No estate plan and no next of kin? That could mean your money goes to the government – oh my! If you die with no estate plan, and if you have no family members of blood relation who can be identified to convey your assets to, the government can step in by law as your “next of kin” and be entitled to your estate. You’ve paid taxes all your life, don’t let the government take the rest of your hard-earned money! A properly prepared estate plan will allow you to avoid this result and enrich the people and charities that you desire.
A comprehensive estate plan affects more than just who gets what when you die but also allows you to appoint persons to help you in case of your incapacity through documents such as a power of attorney and advance directive. These documents allow you to appoint trusted persons to act as your representative when it comes to making financial and health care decisions for you if you are no longer able to do these tasks yourself. A properly prepared estate plan can help ensure that the right people who have your best interests in mind are the ones acting on your behalf – and not some random doctor or your “Creepy Uncle Joe.”
Failing to pre-appoint a power of attorney or health care representative can have expensive consequences for you and those who are taking care of you later in life. If you become incapacitated and can no longer care for yourself there are two ways that people can have the legal authority to act on your behalf: you can pre-appoint somebody before you lose capacity or the court can do it for you. Pre-appointing somebody allows you control and saves money. Having the court do it costs lots of time and money to obtain a guardianship and conservatorship through the court system. Do your family a favor and get these issues squared away well in advance!
An estate plan is a plan for your future. Getting an estate plan when you need one isn’t an option. Once you need one, you either are no longer competent to make those decisions for yourself, you are medically incapable of making those decisions or you’re dead. Once you need it, it’s too late. In this case, failing to plan really is planning to fail. A solid estate plan answers a lot of questions about what to do near or at the end of your life. Getting those decisions taken care of now may seem somewhat morbid, but not doing them now could result in you being unable to do them later. Typical estate plans do much more than just define who gets your stuff. They can help you designate a person to make financial and medical decisions on your behalf, they can set up charitable giving to maximize the benefit your heirs and even make payments over time to heirs who might not be ready to receive a large sum of money. Do yourself and your family a favor, have a solid and clear estate plan in place before you need it.
© 2022 Barbur Law. All rights reserved.
Website designed and managed by Wire Creative, Clackamas Oregon.

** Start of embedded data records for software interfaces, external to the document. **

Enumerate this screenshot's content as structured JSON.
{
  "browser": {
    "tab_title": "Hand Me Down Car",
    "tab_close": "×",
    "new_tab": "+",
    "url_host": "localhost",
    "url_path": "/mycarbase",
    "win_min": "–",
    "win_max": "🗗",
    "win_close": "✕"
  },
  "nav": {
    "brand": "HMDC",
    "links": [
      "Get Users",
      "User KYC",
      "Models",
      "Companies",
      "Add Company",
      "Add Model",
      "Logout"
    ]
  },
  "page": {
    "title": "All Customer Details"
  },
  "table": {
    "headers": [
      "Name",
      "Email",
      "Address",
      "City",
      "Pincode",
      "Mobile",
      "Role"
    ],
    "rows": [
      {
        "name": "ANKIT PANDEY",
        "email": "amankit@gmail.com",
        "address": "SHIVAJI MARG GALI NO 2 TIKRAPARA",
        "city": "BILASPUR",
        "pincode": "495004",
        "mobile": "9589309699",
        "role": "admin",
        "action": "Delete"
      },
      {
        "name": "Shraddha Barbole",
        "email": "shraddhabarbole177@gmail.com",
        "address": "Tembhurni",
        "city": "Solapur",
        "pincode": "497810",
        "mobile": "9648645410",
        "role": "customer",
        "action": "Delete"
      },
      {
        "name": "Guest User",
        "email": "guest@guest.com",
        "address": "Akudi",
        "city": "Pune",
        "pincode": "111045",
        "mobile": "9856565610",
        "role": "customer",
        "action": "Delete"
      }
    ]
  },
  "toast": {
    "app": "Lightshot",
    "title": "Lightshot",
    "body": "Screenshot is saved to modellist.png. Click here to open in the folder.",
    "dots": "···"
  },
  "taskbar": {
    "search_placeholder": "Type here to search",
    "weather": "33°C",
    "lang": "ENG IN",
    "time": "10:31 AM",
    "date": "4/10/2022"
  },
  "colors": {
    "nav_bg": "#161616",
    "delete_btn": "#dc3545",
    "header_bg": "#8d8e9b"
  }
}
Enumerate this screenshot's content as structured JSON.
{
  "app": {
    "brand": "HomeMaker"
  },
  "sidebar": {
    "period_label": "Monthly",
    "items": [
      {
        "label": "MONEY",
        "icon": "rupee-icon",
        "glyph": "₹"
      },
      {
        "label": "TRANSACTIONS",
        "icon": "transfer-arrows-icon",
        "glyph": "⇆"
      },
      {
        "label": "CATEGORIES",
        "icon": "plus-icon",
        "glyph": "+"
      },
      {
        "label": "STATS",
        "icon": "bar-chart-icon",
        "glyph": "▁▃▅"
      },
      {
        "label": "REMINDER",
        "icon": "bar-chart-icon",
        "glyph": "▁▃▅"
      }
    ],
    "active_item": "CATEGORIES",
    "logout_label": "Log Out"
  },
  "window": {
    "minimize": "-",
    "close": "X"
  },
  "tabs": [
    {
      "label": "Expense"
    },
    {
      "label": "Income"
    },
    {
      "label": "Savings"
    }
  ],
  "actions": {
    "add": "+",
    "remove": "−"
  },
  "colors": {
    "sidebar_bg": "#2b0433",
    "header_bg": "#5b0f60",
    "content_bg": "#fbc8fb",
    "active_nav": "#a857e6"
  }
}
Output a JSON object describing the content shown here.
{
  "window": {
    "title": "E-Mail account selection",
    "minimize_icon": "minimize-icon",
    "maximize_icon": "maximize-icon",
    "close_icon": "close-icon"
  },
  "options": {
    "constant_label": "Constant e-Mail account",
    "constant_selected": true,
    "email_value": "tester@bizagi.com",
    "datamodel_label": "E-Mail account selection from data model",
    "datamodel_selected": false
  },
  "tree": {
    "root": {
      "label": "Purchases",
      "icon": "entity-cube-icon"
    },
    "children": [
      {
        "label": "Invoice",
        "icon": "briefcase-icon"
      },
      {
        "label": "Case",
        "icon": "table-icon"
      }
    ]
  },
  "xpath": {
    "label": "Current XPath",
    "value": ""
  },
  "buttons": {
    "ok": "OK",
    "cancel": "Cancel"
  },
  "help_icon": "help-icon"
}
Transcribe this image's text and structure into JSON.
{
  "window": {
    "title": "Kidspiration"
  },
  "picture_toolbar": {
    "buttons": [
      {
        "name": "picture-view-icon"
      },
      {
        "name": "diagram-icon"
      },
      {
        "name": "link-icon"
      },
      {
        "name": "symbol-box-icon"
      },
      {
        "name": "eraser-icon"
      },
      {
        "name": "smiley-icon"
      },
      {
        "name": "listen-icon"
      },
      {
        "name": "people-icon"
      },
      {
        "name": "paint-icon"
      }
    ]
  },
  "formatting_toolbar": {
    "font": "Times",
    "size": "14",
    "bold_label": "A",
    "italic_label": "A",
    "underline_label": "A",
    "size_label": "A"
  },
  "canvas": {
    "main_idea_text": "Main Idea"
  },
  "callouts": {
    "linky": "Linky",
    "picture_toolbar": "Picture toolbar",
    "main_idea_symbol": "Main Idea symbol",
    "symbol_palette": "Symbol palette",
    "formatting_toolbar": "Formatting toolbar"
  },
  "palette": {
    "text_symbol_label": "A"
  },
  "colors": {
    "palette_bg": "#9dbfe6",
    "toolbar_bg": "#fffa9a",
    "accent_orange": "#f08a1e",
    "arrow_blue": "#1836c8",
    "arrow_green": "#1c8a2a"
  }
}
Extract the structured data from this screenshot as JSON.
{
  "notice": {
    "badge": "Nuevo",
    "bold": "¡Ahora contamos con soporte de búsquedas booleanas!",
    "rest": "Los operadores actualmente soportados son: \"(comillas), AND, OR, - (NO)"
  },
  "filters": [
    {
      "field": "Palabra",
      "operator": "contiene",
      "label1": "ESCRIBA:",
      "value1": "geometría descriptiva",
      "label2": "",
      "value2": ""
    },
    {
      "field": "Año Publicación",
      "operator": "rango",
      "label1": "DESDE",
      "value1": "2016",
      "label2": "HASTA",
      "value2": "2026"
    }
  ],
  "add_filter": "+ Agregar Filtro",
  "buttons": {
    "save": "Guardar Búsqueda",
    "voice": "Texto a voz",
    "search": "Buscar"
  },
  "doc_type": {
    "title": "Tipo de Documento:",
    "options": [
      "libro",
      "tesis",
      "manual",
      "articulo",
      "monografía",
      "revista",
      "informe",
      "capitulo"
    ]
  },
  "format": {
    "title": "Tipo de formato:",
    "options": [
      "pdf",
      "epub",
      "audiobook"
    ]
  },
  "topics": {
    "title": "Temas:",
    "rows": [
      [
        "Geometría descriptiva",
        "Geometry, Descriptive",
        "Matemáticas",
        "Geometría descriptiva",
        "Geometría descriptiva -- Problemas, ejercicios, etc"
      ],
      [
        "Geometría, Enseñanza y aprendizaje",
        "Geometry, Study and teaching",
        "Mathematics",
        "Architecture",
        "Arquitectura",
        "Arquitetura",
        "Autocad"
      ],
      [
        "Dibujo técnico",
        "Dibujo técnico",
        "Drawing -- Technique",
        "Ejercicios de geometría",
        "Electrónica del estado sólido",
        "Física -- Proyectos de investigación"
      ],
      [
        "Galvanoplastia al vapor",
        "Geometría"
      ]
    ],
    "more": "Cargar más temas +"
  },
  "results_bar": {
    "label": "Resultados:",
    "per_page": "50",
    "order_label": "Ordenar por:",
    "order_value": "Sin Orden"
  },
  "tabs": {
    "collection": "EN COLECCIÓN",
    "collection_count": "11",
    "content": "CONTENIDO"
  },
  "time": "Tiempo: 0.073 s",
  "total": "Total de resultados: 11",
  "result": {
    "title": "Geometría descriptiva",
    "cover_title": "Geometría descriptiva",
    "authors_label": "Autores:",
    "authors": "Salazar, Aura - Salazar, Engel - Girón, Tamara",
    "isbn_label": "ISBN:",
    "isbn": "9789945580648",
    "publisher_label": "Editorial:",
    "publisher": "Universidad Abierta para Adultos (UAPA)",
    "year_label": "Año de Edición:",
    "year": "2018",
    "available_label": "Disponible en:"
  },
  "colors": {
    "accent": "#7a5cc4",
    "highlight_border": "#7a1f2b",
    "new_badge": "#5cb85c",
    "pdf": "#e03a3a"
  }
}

The materials on this website are intended to be for informational purposes only and this information does not constitute legal advice. Neither the website nor use of the information on the website creates in any way an attorney-client relationship. No recipients of content from this site should act or refrain from acting on the basis of any content included in the site without seeking the appropriate legal or other professional advice from an attorney. The content of this website contains general information and may not reflect the current legal landscape as laws vary among the many different jurisdictions and are constantly and rapidly changing. Barbur Law expressly disclaims all liability in respect to actions taken or not taken based on any or all the contents of this website.